Repeat all of the data word for word so that only the pictures are missing from the copy.

● **Items listed in a dataset**
--------------------------------

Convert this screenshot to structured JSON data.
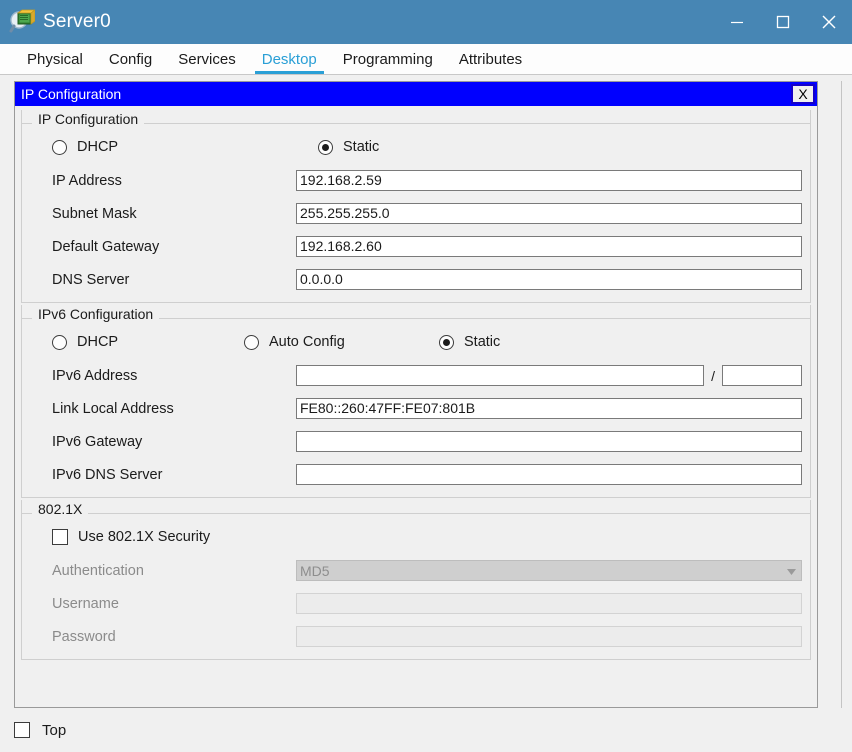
{
  "window": {
    "title": "Server0",
    "icon": "packet-tracer-device-icon",
    "minimize_label": "–",
    "maximize_label": "□",
    "close_label": "✕"
  },
  "tabs": [
    {
      "label": "Physical",
      "active": false
    },
    {
      "label": "Config",
      "active": false
    },
    {
      "label": "Services",
      "active": false
    },
    {
      "label": "Desktop",
      "active": true
    },
    {
      "label": "Programming",
      "active": false
    },
    {
      "label": "Attributes",
      "active": false
    }
  ],
  "inner_window": {
    "title": "IP Configuration",
    "close_label": "X"
  },
  "ip_configuration": {
    "group_label": "IP Configuration",
    "dhcp_label": "DHCP",
    "dhcp_selected": false,
    "static_label": "Static",
    "static_selected": true,
    "fields": [
      {
        "label": "IP Address",
        "value": "192.168.2.59"
      },
      {
        "label": "Subnet Mask",
        "value": "255.255.255.0"
      },
      {
        "label": "Default Gateway",
        "value": "192.168.2.60"
      },
      {
        "label": "DNS Server",
        "value": "0.0.0.0"
      }
    ]
  },
  "ipv6_configuration": {
    "group_label": "IPv6 Configuration",
    "dhcp_label": "DHCP",
    "dhcp_selected": false,
    "auto_config_label": "Auto Config",
    "auto_config_selected": false,
    "static_label": "Static",
    "static_selected": true,
    "address_label": "IPv6 Address",
    "address_value": "",
    "prefix_separator": "/",
    "prefix_value": "",
    "link_local_label": "Link Local Address",
    "link_local_value": "FE80::260:47FF:FE07:801B",
    "gateway_label": "IPv6 Gateway",
    "gateway_value": "",
    "dns_label": "IPv6 DNS Server",
    "dns_value": ""
  },
  "dot1x": {
    "group_label": "802.1X",
    "use_security_label": "Use 802.1X Security",
    "use_security_checked": false,
    "authentication_label": "Authentication",
    "authentication_value": "MD5",
    "username_label": "Username",
    "username_value": "",
    "password_label": "Password",
    "password_value": ""
  },
  "bottom": {
    "top_label": "Top",
    "top_checked": false
  },
  "colors": {
    "titlebar": "#4786b4",
    "inner_titlebar": "#0000ff",
    "accent_tab": "#2a9fd6",
    "panel": "#f0f0f0"
  }
}
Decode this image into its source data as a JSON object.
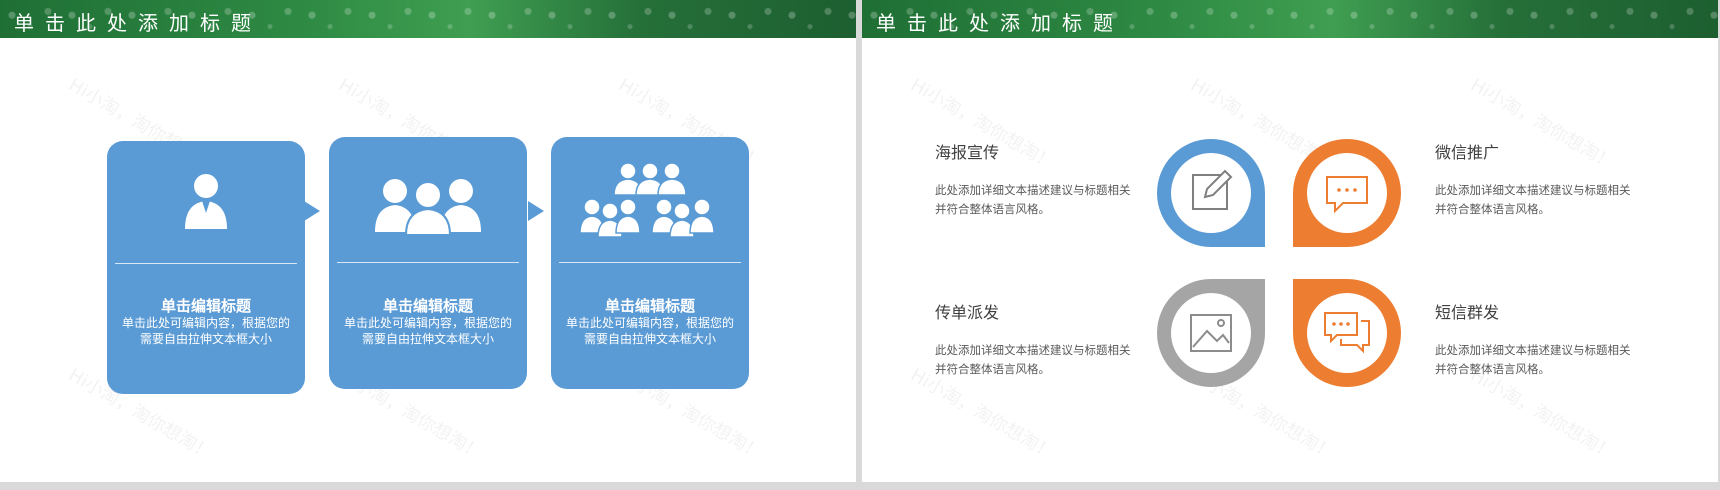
{
  "left_slide": {
    "header_title": "单击此处添加标题",
    "watermark": "Hi小淘，淘你想淘！",
    "cards": [
      {
        "icon": "single-person-icon",
        "title": "单击编辑标题",
        "desc": "单击此处可编辑内容，根据您的需要自由拉伸文本框大小"
      },
      {
        "icon": "three-people-icon",
        "title": "单击编辑标题",
        "desc": "单击此处可编辑内容，根据您的需要自由拉伸文本框大小"
      },
      {
        "icon": "group-people-icon",
        "title": "单击编辑标题",
        "desc": "单击此处可编辑内容，根据您的需要自由拉伸文本框大小"
      }
    ],
    "colors": {
      "card": "#5b9bd5"
    }
  },
  "right_slide": {
    "header_title": "单击此处添加标题",
    "watermark": "Hi小淘，淘你想淘！",
    "items": [
      {
        "title": "海报宣传",
        "desc": "此处添加详细文本描述建议与标题相关并符合整体语言风格。",
        "icon": "edit-icon",
        "color": "#5b9bd5"
      },
      {
        "title": "微信推广",
        "desc": "此处添加详细文本描述建议与标题相关并符合整体语言风格。",
        "icon": "chat-bubble-icon",
        "color": "#ed7d31"
      },
      {
        "title": "传单派发",
        "desc": "此处添加详细文本描述建议与标题相关并符合整体语言风格。",
        "icon": "image-icon",
        "color": "#a5a5a5"
      },
      {
        "title": "短信群发",
        "desc": "此处添加详细文本描述建议与标题相关并符合整体语言风格。",
        "icon": "messages-icon",
        "color": "#ed7d31"
      }
    ]
  }
}
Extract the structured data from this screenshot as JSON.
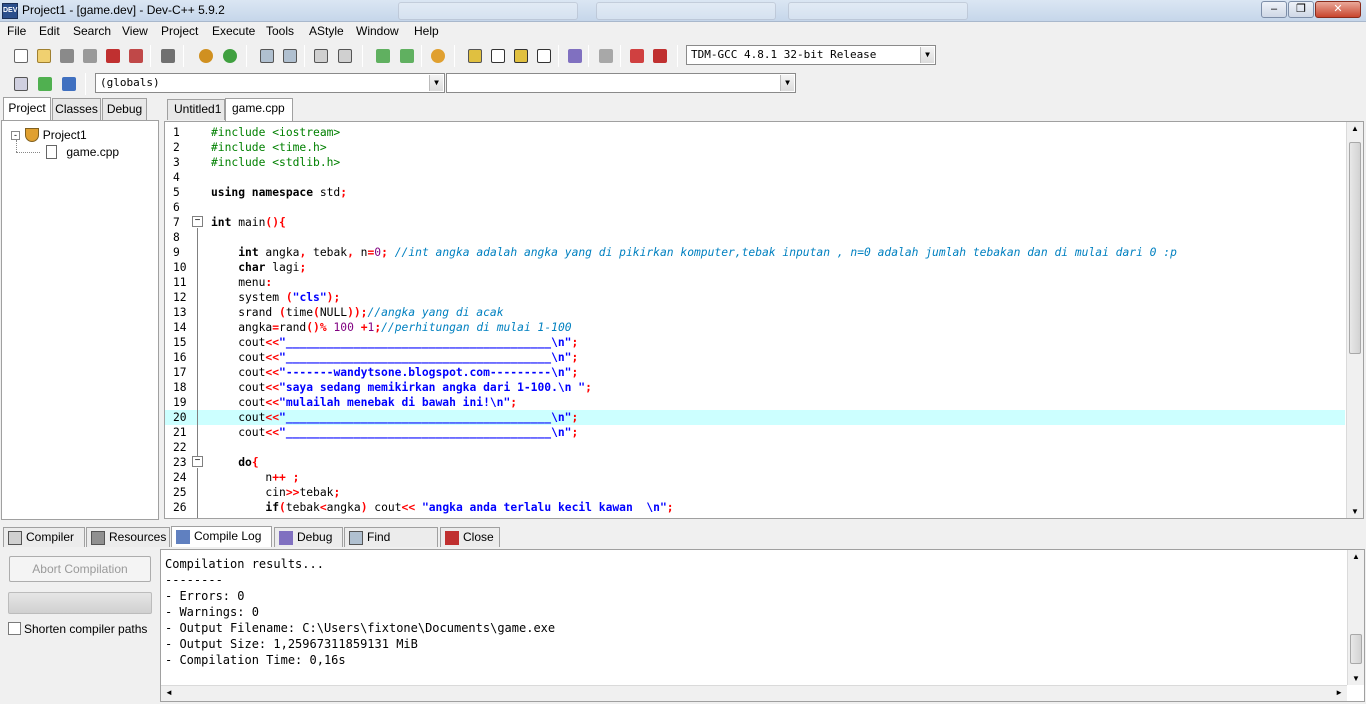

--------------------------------

● **THE COMPLETED TASK**
Convert this screenshot to structured JSON data.
{
  "window": {
    "title": "Server0",
    "icon": "packet-tracer-device-icon",
    "minimize_label": "–",
    "maximize_label": "□",
    "close_label": "✕"
  },
  "tabs": [
    {
      "label": "Physical",
      "active": false
    },
    {
      "label": "Config",
      "active": false
    },
    {
      "label": "Services",
      "active": false
    },
    {
      "label": "Desktop",
      "active": true
    },
    {
      "label": "Programming",
      "active": false
    },
    {
      "label": "Attributes",
      "active": false
    }
  ],
  "inner_window": {
    "title": "IP Configuration",
    "close_label": "X"
  },
  "ip_configuration": {
    "group_label": "IP Configuration",
    "dhcp_label": "DHCP",
    "dhcp_selected": false,
    "static_label": "Static",
    "static_selected": true,
    "fields": [
      {
        "label": "IP Address",
        "value": "192.168.2.59"
      },
      {
        "label": "Subnet Mask",
        "value": "255.255.255.0"
      },
      {
        "label": "Default Gateway",
        "value": "192.168.2.60"
      },
      {
        "label": "DNS Server",
        "value": "0.0.0.0"
      }
    ]
  },
  "ipv6_configuration": {
    "group_label": "IPv6 Configuration",
    "dhcp_label": "DHCP",
    "dhcp_selected": false,
    "auto_config_label": "Auto Config",
    "auto_config_selected": false,
    "static_label": "Static",
    "static_selected": true,
    "address_label": "IPv6 Address",
    "address_value": "",
    "prefix_separator": "/",
    "prefix_value": "",
    "link_local_label": "Link Local Address",
    "link_local_value": "FE80::260:47FF:FE07:801B",
    "gateway_label": "IPv6 Gateway",
    "gateway_value": "",
    "dns_label": "IPv6 DNS Server",
    "dns_value": ""
  },
  "dot1x": {
    "group_label": "802.1X",
    "use_security_label": "Use 802.1X Security",
    "use_security_checked": false,
    "authentication_label": "Authentication",
    "authentication_value": "MD5",
    "username_label": "Username",
    "username_value": "",
    "password_label": "Password",
    "password_value": ""
  },
  "bottom": {
    "top_label": "Top",
    "top_checked": false
  },
  "colors": {
    "titlebar": "#4786b4",
    "inner_titlebar": "#0000ff",
    "accent_tab": "#2a9fd6",
    "panel": "#f0f0f0"
  }
}
Decode this image into its source data as a JSON object.
{
  "left_slide": {
    "header_title": "单击此处添加标题",
    "watermark": "Hi小淘，淘你想淘！",
    "cards": [
      {
        "icon": "single-person-icon",
        "title": "单击编辑标题",
        "desc": "单击此处可编辑内容，根据您的需要自由拉伸文本框大小"
      },
      {
        "icon": "three-people-icon",
        "title": "单击编辑标题",
        "desc": "单击此处可编辑内容，根据您的需要自由拉伸文本框大小"
      },
      {
        "icon": "group-people-icon",
        "title": "单击编辑标题",
        "desc": "单击此处可编辑内容，根据您的需要自由拉伸文本框大小"
      }
    ],
    "colors": {
      "card": "#5b9bd5"
    }
  },
  "right_slide": {
    "header_title": "单击此处添加标题",
    "watermark": "Hi小淘，淘你想淘！",
    "items": [
      {
        "title": "海报宣传",
        "desc": "此处添加详细文本描述建议与标题相关并符合整体语言风格。",
        "icon": "edit-icon",
        "color": "#5b9bd5"
      },
      {
        "title": "微信推广",
        "desc": "此处添加详细文本描述建议与标题相关并符合整体语言风格。",
        "icon": "chat-bubble-icon",
        "color": "#ed7d31"
      },
      {
        "title": "传单派发",
        "desc": "此处添加详细文本描述建议与标题相关并符合整体语言风格。",
        "icon": "image-icon",
        "color": "#a5a5a5"
      },
      {
        "title": "短信群发",
        "desc": "此处添加详细文本描述建议与标题相关并符合整体语言风格。",
        "icon": "messages-icon",
        "color": "#ed7d31"
      }
    ]
  }
}
Extract the structured data from this screenshot as JSON.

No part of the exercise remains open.